"That is what I did prior to the law change and that is what I'm doing today," she told the Orange County Board of Supervisors earlier this month.

While supervisors voted to support the hiring of about 15 retired deputies on a temporary basis to help handle the onslaught, Hallock said that may not ultimately be the best course of action.

"We're not prepared to commit 15 full-time personnel," he said.

He said officials are in the process of identifying potential part-time staff, possibly from the department's professional standards division.

Hallock added that the delay in processing is in no way a "stall tactic," despite claims to the contrary.

Still, Orange County applicants say they're growing impatient, waiting to see if their interview and background check appointments — which now are set for as late as mid-2016 — will be adjusted.

"My appointment is set for Sept. 9, 2016," Irvine-based attorney Mark Adams wrote in an email. "In any event, this outrageously long queue is a hard pill to swallow, given that the pent-up demand for permits was caused by a violation of the constitutional rights of Orange County citizens in the first place."

Russell Mallette, a Costa Mesa resident who works for a private security company and owns a small business, said he wished that those with applications pending before the change in policy would be given "favorable precedence" over those who jumped online as soon as the court ruling came down.

He said he was told when he first submitted an application in late 2012 that his work may not be sufficient "good cause" to carry a concealed weapon, so rather than risk getting rejected, he opted to put his application on hold.

"I don't want to seem like one of those guys who says, 'Oh, this sounds cool.
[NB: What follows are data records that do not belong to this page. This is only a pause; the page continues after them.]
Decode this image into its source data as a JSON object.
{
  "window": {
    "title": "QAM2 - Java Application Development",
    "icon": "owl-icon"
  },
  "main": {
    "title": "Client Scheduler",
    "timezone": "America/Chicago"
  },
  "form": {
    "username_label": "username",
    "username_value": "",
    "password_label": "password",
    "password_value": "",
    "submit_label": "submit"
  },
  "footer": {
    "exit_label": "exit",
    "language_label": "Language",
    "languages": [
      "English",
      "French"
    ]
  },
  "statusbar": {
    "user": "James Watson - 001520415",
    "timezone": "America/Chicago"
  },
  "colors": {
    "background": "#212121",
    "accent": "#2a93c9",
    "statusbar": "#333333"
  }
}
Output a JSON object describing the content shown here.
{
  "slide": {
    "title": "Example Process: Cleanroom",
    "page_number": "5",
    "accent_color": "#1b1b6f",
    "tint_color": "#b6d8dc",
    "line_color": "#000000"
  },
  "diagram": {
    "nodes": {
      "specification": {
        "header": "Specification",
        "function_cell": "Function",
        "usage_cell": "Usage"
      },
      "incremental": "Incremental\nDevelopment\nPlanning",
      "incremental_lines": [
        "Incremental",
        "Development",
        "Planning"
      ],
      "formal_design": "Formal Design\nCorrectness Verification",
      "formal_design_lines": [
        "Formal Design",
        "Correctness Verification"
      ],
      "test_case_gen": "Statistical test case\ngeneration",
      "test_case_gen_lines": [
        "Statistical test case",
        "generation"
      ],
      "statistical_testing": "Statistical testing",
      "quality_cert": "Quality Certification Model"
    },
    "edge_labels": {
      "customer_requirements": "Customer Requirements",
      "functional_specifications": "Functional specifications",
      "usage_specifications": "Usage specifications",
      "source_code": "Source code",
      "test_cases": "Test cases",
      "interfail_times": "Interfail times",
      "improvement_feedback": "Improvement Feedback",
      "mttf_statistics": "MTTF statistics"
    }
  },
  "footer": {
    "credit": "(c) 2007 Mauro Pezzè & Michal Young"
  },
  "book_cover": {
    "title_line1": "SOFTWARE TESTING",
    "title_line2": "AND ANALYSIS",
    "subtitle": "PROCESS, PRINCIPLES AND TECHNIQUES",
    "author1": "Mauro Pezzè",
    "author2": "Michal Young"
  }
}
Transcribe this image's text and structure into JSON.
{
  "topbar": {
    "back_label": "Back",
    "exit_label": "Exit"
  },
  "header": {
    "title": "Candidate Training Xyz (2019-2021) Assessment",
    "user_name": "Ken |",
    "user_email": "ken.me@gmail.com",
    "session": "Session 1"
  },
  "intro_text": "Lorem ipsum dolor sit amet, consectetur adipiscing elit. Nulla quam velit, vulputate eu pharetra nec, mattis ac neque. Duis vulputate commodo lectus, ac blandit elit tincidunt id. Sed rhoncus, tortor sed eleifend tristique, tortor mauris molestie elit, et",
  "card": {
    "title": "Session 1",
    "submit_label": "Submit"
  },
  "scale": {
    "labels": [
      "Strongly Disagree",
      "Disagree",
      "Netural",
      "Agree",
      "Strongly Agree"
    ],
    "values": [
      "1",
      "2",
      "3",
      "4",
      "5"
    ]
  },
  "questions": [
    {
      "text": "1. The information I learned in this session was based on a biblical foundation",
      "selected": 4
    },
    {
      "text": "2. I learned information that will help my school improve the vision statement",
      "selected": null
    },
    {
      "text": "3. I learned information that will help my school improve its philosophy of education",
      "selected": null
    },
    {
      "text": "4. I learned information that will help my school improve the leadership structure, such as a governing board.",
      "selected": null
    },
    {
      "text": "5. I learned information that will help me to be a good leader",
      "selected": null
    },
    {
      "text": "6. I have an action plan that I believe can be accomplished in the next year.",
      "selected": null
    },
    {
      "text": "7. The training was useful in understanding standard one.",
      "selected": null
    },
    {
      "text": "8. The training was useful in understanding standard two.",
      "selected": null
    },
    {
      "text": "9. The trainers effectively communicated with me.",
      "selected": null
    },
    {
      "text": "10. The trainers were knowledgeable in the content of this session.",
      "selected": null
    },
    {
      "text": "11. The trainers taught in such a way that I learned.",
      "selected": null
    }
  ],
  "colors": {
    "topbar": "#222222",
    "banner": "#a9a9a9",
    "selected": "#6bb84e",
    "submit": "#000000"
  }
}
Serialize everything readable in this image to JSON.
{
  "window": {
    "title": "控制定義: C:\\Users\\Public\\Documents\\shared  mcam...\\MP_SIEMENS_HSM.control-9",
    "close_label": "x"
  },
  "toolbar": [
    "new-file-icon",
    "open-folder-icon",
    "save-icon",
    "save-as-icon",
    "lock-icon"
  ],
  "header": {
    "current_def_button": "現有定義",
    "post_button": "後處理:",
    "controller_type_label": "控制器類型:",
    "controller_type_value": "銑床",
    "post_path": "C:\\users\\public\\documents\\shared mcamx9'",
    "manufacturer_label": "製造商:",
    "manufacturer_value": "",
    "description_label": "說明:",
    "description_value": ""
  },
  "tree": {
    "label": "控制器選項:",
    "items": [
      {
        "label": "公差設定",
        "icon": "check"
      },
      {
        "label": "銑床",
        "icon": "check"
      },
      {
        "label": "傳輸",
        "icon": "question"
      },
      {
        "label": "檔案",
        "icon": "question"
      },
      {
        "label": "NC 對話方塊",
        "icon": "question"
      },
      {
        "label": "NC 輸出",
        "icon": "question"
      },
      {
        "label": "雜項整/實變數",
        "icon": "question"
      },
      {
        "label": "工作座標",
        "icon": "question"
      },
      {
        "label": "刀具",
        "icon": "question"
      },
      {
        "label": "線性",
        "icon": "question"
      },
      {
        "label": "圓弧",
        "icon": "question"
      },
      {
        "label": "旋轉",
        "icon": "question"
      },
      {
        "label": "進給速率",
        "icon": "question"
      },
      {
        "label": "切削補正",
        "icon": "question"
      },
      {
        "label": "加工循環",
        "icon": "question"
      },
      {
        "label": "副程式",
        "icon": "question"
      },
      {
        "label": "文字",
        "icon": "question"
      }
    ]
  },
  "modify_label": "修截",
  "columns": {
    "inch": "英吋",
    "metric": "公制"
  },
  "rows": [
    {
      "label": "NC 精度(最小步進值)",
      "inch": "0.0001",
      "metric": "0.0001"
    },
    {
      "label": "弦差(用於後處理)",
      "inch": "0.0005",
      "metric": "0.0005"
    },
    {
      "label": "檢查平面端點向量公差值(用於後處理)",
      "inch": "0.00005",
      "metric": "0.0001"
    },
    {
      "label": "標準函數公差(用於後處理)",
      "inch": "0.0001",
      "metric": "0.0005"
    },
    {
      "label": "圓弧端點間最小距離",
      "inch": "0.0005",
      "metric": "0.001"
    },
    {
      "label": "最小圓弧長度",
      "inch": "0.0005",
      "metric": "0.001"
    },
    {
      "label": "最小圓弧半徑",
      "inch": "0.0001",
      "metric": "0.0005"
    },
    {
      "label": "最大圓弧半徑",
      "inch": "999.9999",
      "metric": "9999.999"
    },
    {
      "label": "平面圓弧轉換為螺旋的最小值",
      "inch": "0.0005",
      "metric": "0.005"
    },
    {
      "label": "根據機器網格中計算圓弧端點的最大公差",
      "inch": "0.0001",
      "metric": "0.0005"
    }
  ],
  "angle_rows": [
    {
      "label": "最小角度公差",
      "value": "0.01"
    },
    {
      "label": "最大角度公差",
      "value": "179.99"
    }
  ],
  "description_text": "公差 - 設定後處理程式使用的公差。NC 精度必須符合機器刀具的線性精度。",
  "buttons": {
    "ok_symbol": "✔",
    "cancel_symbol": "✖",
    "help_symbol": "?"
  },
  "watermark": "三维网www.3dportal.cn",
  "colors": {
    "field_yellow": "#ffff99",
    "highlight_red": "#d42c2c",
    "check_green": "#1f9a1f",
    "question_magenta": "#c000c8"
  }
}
I'm going to get my permit,'" he said. "I take every course my industry offers me — crisis negotiation, taught by an FBI agent ... I've got the certs on the wall to back it up."

His interview appointment is set for 9:30 a.m. Jan. 13, 2016.